In the entries that follow, which lines hold the string "JSON"? List them.
/---
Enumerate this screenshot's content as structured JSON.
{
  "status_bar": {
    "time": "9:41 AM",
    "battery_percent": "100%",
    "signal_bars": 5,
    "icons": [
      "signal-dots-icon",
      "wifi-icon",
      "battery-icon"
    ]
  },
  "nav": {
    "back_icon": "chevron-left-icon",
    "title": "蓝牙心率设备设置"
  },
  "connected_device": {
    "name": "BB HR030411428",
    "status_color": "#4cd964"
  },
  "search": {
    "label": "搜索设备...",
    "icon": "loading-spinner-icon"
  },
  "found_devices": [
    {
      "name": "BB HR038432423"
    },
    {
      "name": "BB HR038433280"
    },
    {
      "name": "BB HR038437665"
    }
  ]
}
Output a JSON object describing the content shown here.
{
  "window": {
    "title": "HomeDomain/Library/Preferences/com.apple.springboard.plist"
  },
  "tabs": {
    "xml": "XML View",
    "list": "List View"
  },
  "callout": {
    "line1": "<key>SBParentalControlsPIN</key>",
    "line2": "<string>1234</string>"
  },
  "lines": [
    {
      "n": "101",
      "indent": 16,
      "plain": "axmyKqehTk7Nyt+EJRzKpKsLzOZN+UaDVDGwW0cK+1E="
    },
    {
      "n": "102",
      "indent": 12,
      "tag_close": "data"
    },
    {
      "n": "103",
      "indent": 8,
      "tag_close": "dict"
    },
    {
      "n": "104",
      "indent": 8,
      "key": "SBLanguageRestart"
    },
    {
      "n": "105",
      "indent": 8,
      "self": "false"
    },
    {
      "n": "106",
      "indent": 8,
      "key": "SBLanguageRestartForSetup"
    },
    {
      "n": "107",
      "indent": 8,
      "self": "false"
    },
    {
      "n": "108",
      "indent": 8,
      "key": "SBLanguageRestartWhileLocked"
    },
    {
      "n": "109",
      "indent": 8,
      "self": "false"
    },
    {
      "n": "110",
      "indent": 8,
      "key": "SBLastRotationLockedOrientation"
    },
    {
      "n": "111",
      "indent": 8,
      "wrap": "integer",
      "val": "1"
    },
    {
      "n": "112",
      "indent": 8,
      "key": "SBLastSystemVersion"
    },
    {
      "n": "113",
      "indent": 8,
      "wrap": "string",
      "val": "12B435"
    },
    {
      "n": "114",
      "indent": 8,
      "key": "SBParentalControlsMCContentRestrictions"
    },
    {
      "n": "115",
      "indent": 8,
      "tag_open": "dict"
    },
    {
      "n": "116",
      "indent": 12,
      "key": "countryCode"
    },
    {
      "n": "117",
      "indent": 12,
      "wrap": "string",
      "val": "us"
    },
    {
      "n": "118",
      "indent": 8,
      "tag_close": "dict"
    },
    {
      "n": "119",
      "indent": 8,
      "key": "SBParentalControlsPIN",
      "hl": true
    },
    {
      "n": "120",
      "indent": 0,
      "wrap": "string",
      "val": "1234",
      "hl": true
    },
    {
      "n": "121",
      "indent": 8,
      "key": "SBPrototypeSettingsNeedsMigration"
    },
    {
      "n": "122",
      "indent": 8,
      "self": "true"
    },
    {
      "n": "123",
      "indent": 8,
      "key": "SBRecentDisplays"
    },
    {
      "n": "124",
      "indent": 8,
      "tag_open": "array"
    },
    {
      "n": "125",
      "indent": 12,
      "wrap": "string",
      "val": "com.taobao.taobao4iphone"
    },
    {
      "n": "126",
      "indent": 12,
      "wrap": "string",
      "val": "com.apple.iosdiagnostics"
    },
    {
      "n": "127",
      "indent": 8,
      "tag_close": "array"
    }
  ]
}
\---
- _ANSWER SPACE_:
Enumerate this screenshot's content as structured JSON.
Output a JSON object describing the content shown here.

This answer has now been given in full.